The Low Down On Low Fat
Awareness of the types and amounts of fat in foods can lead to healthy choices
It seems like a no-brainer. You love strawberry yogurt, your favorite brand is stocked at the store, and there are two kinds—regular and low fat—for the same price. You want the food you love, but you also want to consider your health. So
the clear choice is low fat, right?
The honest answer is, unfortunately, not a definitive “yes” or “no,” but “it depends.”
“Diets that include excessive low-fat and fat-free products may be too limiting for certain types of heart-healthy fats,” explains Heather Atkinson, a registered dietitian with St. Joseph’s/Candler. “People on these diets could be missing out on good sources of monounsaturated fats, polyunsaturated fats and Omega-3 fatty acids. Also, fat-free products are also often not nutrient-dense foods.”
What is not always clear on the front of the packaging is the type of ingredients that manufacturers use to replace the fat in order to keep their product palatable.
What’s In There?
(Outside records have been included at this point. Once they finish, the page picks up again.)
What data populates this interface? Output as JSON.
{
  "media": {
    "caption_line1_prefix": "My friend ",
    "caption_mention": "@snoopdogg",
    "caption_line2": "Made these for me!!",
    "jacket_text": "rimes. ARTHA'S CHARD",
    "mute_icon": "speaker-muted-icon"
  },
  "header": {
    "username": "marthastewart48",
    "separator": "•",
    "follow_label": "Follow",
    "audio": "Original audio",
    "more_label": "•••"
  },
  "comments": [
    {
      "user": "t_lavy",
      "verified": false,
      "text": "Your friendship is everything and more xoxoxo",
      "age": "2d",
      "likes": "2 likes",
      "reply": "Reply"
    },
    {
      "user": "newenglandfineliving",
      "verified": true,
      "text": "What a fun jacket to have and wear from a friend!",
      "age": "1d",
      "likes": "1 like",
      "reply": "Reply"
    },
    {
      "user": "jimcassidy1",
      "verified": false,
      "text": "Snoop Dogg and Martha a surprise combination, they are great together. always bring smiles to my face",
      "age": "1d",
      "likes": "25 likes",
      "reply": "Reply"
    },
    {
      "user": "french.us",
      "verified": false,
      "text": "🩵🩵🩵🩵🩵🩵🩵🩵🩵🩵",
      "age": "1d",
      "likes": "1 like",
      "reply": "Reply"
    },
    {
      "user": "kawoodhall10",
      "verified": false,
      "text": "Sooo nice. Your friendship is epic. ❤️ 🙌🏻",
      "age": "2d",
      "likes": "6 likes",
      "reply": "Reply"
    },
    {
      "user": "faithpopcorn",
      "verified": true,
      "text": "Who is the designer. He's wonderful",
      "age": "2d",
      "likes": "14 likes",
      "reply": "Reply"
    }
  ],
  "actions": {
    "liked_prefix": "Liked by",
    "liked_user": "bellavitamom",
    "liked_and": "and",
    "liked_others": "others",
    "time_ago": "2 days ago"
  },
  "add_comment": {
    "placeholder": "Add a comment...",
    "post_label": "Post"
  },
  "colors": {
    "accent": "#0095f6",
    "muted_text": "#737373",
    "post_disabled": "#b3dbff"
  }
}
“Some low-fat and fat-free items contain more total carbohydrates and sodium than regular foods,” Atkinson says. “Often the low-fat choices at restaurant and prepared meals at grocery stores are so loaded with sodium that it’s
possible to exceed one’s daily sodium requirements in one serving of those items.”
Atkinson encourages patients to read the labels of not just their favorite strawberry yogurt but also any frozen dinners or other processed foods, especially those that boast being low fat or fat free.
“Look at total amount of sodium or carbohydrates per serving and pay attention to the serving size on labels,” Atkinson says. “If you already have risk factors for heart disease or high blood pressure, it is recommended that you keep your sodium intake to 1,500 milligrams or less per day.”
People should take that same awareness into their favorite restaurants as well.
“Pay attention to portion sizes and add more nutrient-dense, lower-calorie side items, such as broccoli, to your meal,” says Atkinson. “It’s even possible to research the nutrition content of menu items at certain restaurants online before you go.”
The popularity of low-fat diets is partially attributable to the public’s perception that all fat is bad. However, our bodies need fats for proper cell function. It is the type and the amount of fats consumed that affects a person’s weight
and heart health.
“The composition of an overall healthy food plan is important,” Atkinson says. “High-fat foods are high in calories, so an excessive intake of those can interfere in weight management and contribute to obesity, which in turn increases one’s risk for chronic diseases such as cardiovascular disease and diabetes."
Excess saturated fats and trans fats in particular have been associated with an increased risk for cardiovascular disease. The labels on grocery store products include the amount of these fats, so be sure to look for that information.
“The American Heart Association recommends limiting the amount of saturated fats you eat to less than 7 percent of your total daily calories and limiting the amount of trans fat to less than 1 percent,” Atkinson says. “They recommend eating between 25 and 35 percent of your total daily calories as fats from foods like fish, nuts and vegetable oils. The majority of fats you eat should be monounsaturated or polyunsaturated.”
When Low Fat Is The Smart Choice
Atkinson works with many cardiac patients at St. Joseph’s/Candler for whom certain low-fat options are the best choice. But even for the general public, she recommends lean meats and low-fat dairy products as part of a lower-calorie, healthy meal
“Fat-free, or skim, milk is a healthy option,” Atkinson says. “We do recommend light yogurts and other low-fat dairy products as well for the benefit of the lower saturated fat content. But you do have to watch for added sugars. Those amounts vary by item and brand so you always have to check labels.”
Balance is also an important part of any dietary pattern, which is why Atkinson does not recommend any diet that can lead to a lack of variety, which can limit nutrients.
“I promote behavioral changes to adopt a healthy eating pattern,” she says. “There are some eating styles—such as the Mediterranean Diet—that a person can use as a guide, but I don’t recommend popular fad diets. Speak with your doctor or a registered dietitian for help with an individualized food plan based on your calorie needs and lifestyle.”
Use The Power Of ‘Instead’ At Snack Time
We’d never tell you not to snack…we love snack time way too much! But dietitian Heather Atkinson has some ideas that might be better than your usual high-fat items or low-fat items that are processed with added sodium or sugars. Use the power
of ‘instead’ to try:
Light unsalted pretzels instead of regular potato chips
Hummus instead of low-fat French onion dip
Light single-serving cheese instead of cheddar cheese with crackers
Air-popped popcorn with olive oil instead of baked chips
Balsamic vinaigrette instead of fat-free ranch dressing